The fibers in carpets and rugs can trap dust mites, cockroach allergens, mold spores, and anything that dirty shoes track onto them. To make matters worse, some new carpets (and the adhesives used to install them) contain volatile organic compounds, like benzene and formaldehyde. These cause problems when babies and small children crawl or play on carpets, becoming exposed to dangerous pollutants.
Unfortunately, cleaning carpets is difficult. Vacuuming can actually throw these pollutants into the air, making them even more dangerous. For this reason, experts recommend using a vacuum with a High Efficiency Particulate Air (HEPA) filter. Cleaning rugs outside helps reduce airborne particles in your home, and steam cleaning carpets annually helps reduce pollutants — just be sure to dry carpets properly, so mildew doesn't form under them.
- Dust Mites
These microscopic, insect-like organisms are all around us. And while they don't bite or sting, they still produce allergens that cause major problems for those with allergies and asthma. Because these allergens don't stay airborne for long, they usually settle on bedding and furniture where we encounter them while sleeping.
To reduce dust mite allergens, you can take a few precautions. Since they require moist air to live, reducing humidity can drastically reduce the number of dust mites in your house. Removing excess decorative fabrics like curtains, drapes, and pillows gives them fewer places to live. Covering your mattress and pillows and washing bedding weekly keeps their numbers in check as well.
- Mold and Dampness
Mold and dampness can cause a variety of health issues like coughing, wheezing, and rhinitis. Even worse, dampness makes a house more habitable for cockroaches, bacteria, and dust mites, which can bring even more problems.
To prevent excess moisture in your house, keep humidity levels below 50 percent. To achieve this, you may need to use a dehumidifier in areas prone to dampness. Fix all leaks and make sure that appliance drip pans are clean. Thoroughly cleaning and drying these areas will stop mold from growing and keep dust mites and roaches from thriving.
The federal government banned lead-based paints just 40 years ago. That means millions of homes still have this potentially dangerous element trapped inside of them. When this paint deteriorates through peeling, chipping, or cracking, lead can become airborne and inhaled.

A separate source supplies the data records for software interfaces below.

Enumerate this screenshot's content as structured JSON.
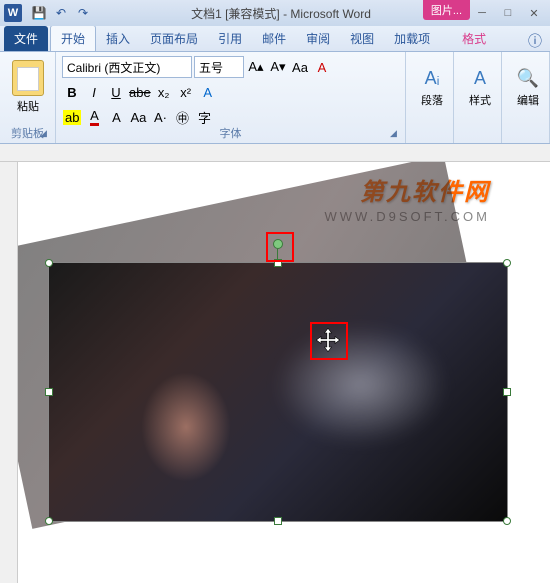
{
  "titlebar": {
    "app_icon": "W",
    "title": "文档1 [兼容模式] - Microsoft Word",
    "picture_tools": "图片..."
  },
  "tabs": {
    "file": "文件",
    "home": "开始",
    "insert": "插入",
    "layout": "页面布局",
    "references": "引用",
    "mailings": "邮件",
    "review": "审阅",
    "view": "视图",
    "addins": "加载项",
    "format": "格式"
  },
  "ribbon": {
    "clipboard": {
      "paste": "粘贴",
      "label": "剪贴板"
    },
    "font": {
      "name": "Calibri (西文正文)",
      "size": "五号",
      "label": "字体",
      "bold": "B",
      "italic": "I",
      "underline": "U",
      "strike": "abe",
      "sub": "x₂",
      "sup": "x²",
      "grow": "A",
      "shrink": "A",
      "case": "Aa",
      "clear": "A"
    },
    "paragraph": {
      "label": "段落",
      "btn": "段落"
    },
    "styles": {
      "label": "样式",
      "btn": "样式"
    },
    "editing": {
      "label": "编辑",
      "btn": "编辑"
    }
  },
  "watermark": {
    "text": "第九软件网",
    "url": "WWW.D9SOFT.COM"
  }
}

This is particularly dangerous to children whose brains are still developing.
You can reduce these risks by keeping paint in as good of shape as possible. Clean up chips and frequently dust around windows, doors, and railings where more wear and tear occur. When hiring contractors for renovations or repairs, always use a lead-safe certified professional to ensure your family's safety.
We all want clean air, but it takes a concerted effort to get it.
Luckily, there are more options than ever for reducing your carbon footprint and keeping harmful pollutants out of the air. By incorporating positive steps into our lives and supporting industries that help conserve energy, we can help guarantee clean air for future generations.
American Lung Association. "Electric Utilities." American Lung Association. 31 Oct. 2017. Accessed 26 Mar. 2018.
American Lung Association. "Indoor Air Pollutants and Health." American Lung Association. 7 Dec. 2017. Accessed 26 Mar. 2018.
Centers for Disease Control and Prevention. "Facts About Mold and Dampness." Centers for Disease Control and Prevention. 5 Sep. 2014. Accessed 26 Mar. 2018.
Centers for Disease Control and Prevention. "Lead." Centers for Disease Control and Prevention. 19 Jun. 2014. Accessed 26 Mar. 2018.
"Dust Allergy." American College of Allergy, Asthma, and Immunology. 2014. Accessed 25 Mar. 2018.
Environmental Protection Agency. "Composting at Home." Environmental Protection Agency. 20 Mar. 2017. Accessed 26 Mar. 2018.
Environmental Protection Agency. "Protect Your Family From Exposures to Lead." Environmental Protection Agency. 30 Aug. 2017. Accessed 26 Mar. 2018.
Ohio Environmental Protection Agency. "Reducing Risk from Emissions." Ohio Environmental Protection Agency. Accessed 26 Mar. 2018.
World Health Organization. "Ambient (Outdoor) Air Quality and Health." World Health Organization Media Centre. Sep. 2016. Accessed 27 Mar. 2018.